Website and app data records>
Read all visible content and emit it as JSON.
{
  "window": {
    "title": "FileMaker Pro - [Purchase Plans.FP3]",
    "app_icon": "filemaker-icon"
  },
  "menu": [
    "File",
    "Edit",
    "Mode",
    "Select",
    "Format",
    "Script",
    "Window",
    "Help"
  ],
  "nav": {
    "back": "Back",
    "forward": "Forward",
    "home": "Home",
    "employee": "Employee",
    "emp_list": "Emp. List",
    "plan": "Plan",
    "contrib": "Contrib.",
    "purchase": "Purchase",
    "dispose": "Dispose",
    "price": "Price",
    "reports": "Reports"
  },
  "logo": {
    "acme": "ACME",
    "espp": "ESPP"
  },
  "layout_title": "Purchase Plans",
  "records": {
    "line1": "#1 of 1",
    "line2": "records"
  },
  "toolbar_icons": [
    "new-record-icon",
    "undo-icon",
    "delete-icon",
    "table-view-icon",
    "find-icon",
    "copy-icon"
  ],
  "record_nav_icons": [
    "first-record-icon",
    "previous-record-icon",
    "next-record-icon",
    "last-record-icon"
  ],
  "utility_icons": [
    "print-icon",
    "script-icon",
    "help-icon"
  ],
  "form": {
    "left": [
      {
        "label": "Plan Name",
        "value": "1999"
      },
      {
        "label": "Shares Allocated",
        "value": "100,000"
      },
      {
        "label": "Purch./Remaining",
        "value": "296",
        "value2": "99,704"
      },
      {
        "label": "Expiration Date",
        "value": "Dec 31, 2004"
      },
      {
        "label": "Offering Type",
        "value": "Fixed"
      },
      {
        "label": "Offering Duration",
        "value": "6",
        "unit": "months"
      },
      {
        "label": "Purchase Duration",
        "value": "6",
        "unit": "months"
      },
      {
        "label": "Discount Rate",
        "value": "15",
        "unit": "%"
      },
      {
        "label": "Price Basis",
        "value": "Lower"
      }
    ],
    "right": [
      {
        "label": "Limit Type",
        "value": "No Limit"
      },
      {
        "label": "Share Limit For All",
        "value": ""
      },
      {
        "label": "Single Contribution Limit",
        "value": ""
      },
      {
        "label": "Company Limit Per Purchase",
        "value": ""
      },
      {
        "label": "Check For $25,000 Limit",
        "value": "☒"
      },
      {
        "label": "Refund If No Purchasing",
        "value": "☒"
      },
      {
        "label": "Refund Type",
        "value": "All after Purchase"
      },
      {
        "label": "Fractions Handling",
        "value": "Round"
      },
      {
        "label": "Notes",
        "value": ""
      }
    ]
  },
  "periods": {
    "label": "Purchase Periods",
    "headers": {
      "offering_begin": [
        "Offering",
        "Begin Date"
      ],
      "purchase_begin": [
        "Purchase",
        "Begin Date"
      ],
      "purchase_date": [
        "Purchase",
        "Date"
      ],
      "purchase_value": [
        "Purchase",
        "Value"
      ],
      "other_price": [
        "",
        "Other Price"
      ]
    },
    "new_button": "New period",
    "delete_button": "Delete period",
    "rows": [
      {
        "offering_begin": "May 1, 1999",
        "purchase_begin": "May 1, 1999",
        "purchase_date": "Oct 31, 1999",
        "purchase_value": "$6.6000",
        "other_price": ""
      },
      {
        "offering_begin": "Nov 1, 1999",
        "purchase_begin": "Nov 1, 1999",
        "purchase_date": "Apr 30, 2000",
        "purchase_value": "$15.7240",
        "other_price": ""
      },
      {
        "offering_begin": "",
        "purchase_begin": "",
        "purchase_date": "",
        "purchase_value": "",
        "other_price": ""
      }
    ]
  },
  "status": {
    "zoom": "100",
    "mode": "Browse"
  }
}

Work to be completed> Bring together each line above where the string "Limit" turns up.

Exercise output>
        "label": "Limit Type",
        "value": "No Limit"
        "label": "Share Limit For All",
        "label": "Single Contribution Limit",
        "label": "Company Limit Per Purchase",
        "label": "Check For $25,000 Limit",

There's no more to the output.